The many mountains of the Basin and Range in Nevada were created in response to slow, region-wide tectonic extension that is breaking the Earth's crust along fault lines.
Here, the Earth's surface is part of an 800-km-wide zone of slow deformation of the North American plate. The terrain is responding to the motion of the Pacific plate to the northwest and the weight of the high elevation intermountain western U.S. Cumulative displacement along these faults over long periods of time built, and is still building, topographic relief, i.e. the valleys and ranges. Earthquakes associated with infrequent slip on these faults generate the seismicity felt by people who live in the Great Basin and Sierra Nevada.
In my research I use GPS to measure the processes behind growth of mountains and generation of earthquakes in the Basin and Range and Sierra Nevada. GPS provides precise measurements that let us understand the style and distribution of Earth surface deformation that is a direct consequence of continent-scale tectonic processes.
Data from station P085 shows that central Nevada moves 2.9 mm/yr (yes, *millimeters* per year!) with respect to points east of Salt Lake City, Utah. We can also see that points in California move a little faster than station P085, showing that the crust is stretching west of P085. For example, PBO station P349

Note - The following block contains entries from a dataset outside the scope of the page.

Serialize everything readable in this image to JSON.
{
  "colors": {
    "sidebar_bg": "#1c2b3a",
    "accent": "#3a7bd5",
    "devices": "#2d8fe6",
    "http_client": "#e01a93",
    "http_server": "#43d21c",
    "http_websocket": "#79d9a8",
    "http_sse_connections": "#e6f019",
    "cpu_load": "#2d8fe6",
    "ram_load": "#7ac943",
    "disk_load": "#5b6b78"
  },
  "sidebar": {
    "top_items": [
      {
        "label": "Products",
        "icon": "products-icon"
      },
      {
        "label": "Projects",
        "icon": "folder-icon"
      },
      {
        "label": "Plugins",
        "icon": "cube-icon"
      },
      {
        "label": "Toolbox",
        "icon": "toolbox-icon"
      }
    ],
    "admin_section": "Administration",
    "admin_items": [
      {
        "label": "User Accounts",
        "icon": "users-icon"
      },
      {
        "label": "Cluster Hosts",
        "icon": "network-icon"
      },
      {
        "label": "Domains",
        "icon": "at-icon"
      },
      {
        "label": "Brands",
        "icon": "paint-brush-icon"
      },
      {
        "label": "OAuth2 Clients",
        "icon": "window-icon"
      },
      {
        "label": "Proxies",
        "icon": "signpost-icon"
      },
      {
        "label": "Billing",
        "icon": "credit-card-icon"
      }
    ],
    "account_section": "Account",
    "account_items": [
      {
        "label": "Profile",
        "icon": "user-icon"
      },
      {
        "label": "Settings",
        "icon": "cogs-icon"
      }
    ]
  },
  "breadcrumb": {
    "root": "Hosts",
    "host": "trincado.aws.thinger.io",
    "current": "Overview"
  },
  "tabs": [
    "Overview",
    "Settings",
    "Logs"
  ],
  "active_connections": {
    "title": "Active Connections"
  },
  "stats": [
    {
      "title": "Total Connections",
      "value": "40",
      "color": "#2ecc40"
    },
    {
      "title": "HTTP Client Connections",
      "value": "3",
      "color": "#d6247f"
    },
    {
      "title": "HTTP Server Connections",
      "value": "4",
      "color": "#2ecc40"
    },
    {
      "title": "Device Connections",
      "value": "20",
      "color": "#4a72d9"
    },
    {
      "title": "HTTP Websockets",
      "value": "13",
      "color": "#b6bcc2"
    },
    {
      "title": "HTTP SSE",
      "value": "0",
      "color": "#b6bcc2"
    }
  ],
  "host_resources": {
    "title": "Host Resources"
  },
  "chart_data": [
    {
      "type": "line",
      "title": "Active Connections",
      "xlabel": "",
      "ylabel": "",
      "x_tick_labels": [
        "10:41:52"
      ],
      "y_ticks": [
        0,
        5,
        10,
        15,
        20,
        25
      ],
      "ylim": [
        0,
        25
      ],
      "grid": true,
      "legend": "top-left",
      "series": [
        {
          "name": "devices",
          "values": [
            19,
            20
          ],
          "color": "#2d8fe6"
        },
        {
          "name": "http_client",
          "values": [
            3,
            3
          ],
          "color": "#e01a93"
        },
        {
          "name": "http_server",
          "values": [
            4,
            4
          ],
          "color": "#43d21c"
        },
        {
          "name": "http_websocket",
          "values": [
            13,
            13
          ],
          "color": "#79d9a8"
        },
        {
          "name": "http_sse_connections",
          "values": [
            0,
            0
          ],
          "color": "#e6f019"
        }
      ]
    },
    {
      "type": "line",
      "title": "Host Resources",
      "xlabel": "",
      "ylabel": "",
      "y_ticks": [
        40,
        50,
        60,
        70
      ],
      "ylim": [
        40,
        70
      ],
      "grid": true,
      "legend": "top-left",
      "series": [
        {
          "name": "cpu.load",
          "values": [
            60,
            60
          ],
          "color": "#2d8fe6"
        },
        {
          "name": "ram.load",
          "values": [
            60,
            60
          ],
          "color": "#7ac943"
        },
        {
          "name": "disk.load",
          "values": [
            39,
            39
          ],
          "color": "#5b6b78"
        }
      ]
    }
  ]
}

moves west 6.6 mm/yr, so there is ~3.7 mm/yr of east-west stretching between those two points.
In tectonic geodesy we are interested in the slope of the GPS position time series that indicates the steady rate of motion of the station. The data show a position for each day (blue dots). Slow and steady motion is the effect of the drift of Earth's crust under central Nevada with respect to the rest of the North American plate.

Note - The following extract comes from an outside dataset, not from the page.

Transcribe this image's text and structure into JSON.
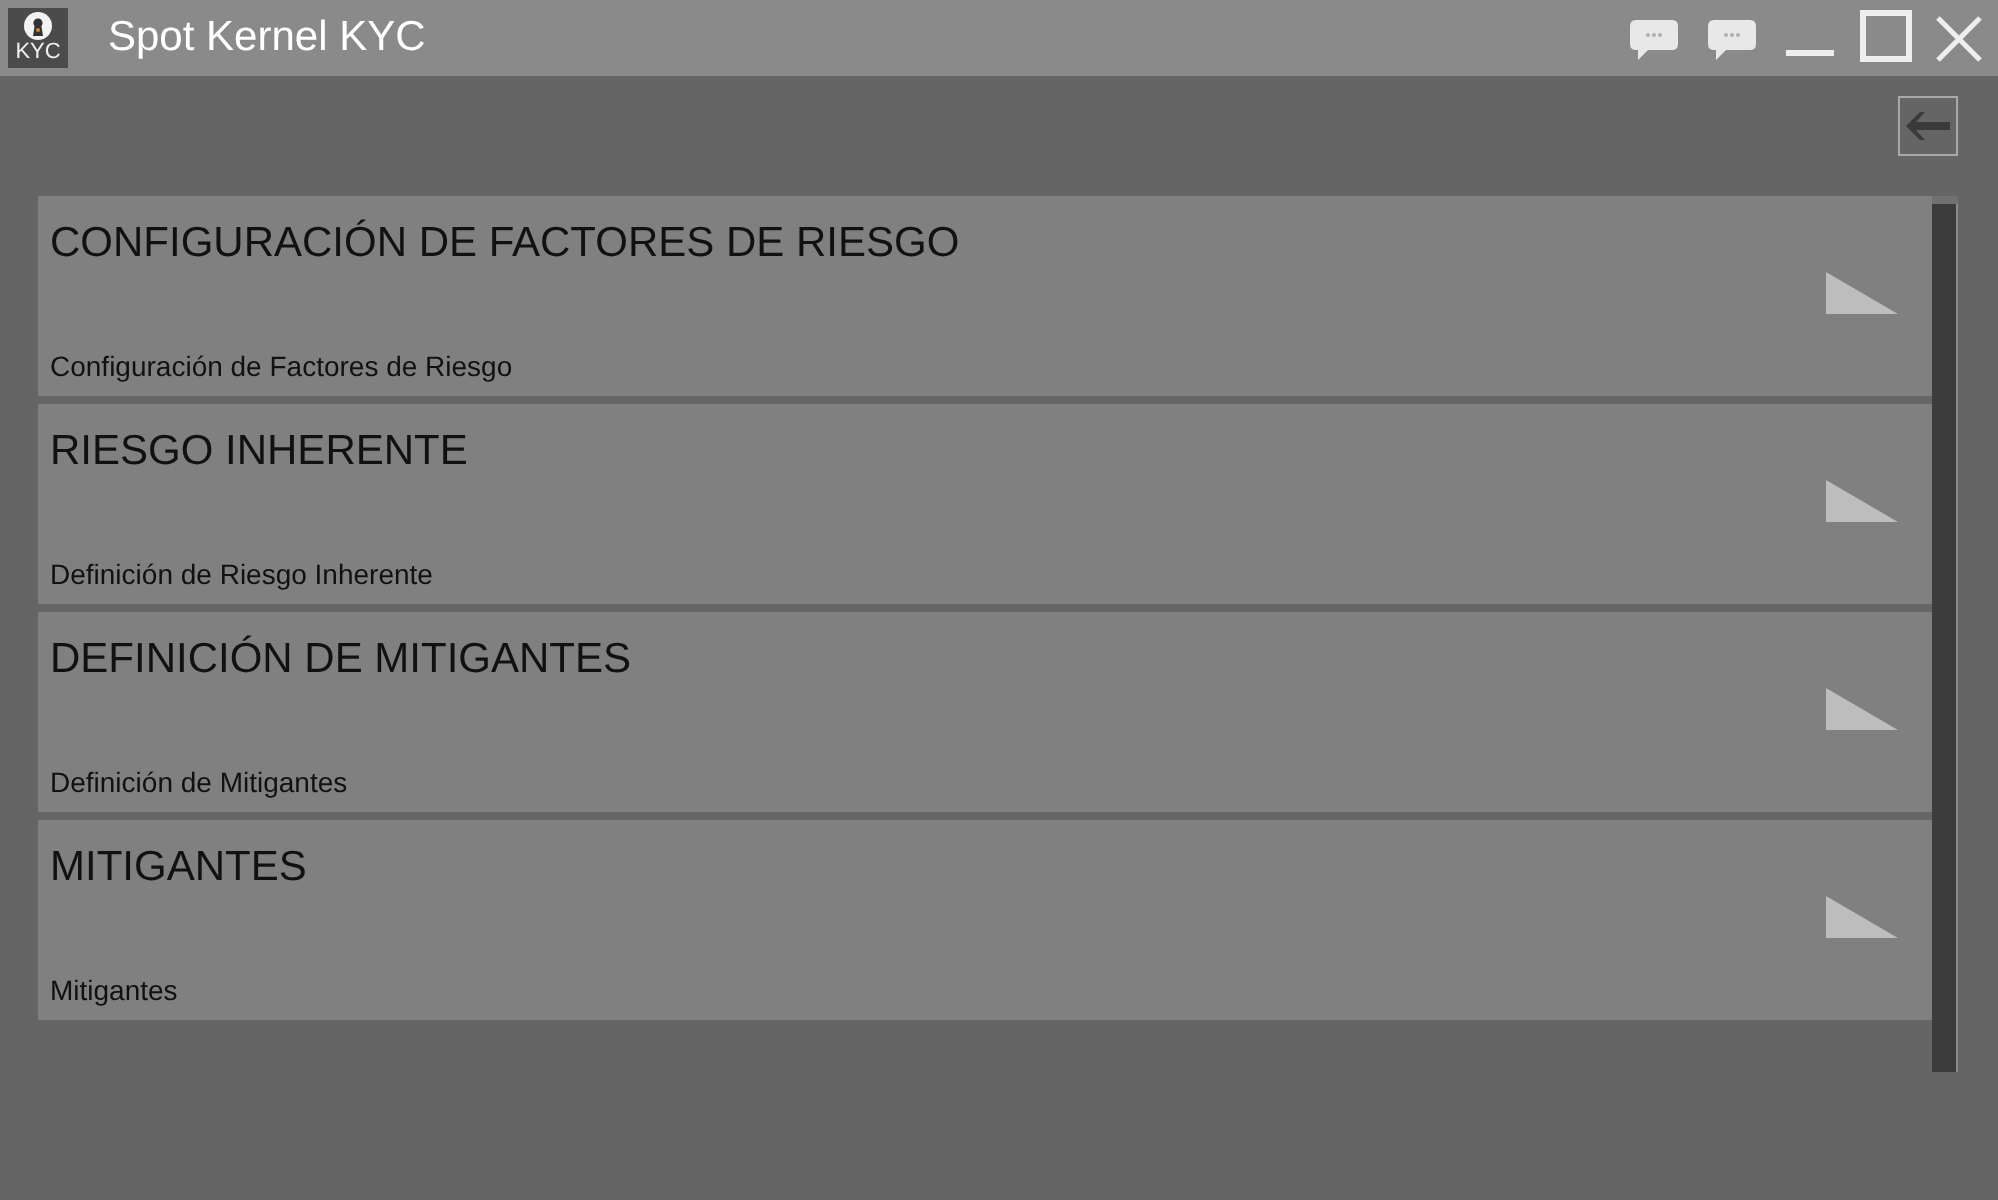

Measurements of this sort have been made at many stations in the Great Basin and rest of the world. Figure 3 shows the measurements from hundreds of stations in Nevada. These show a slow steady changes of rates across the region, a smoothly varying deformation field illustrating the stately flow the Earth's crust.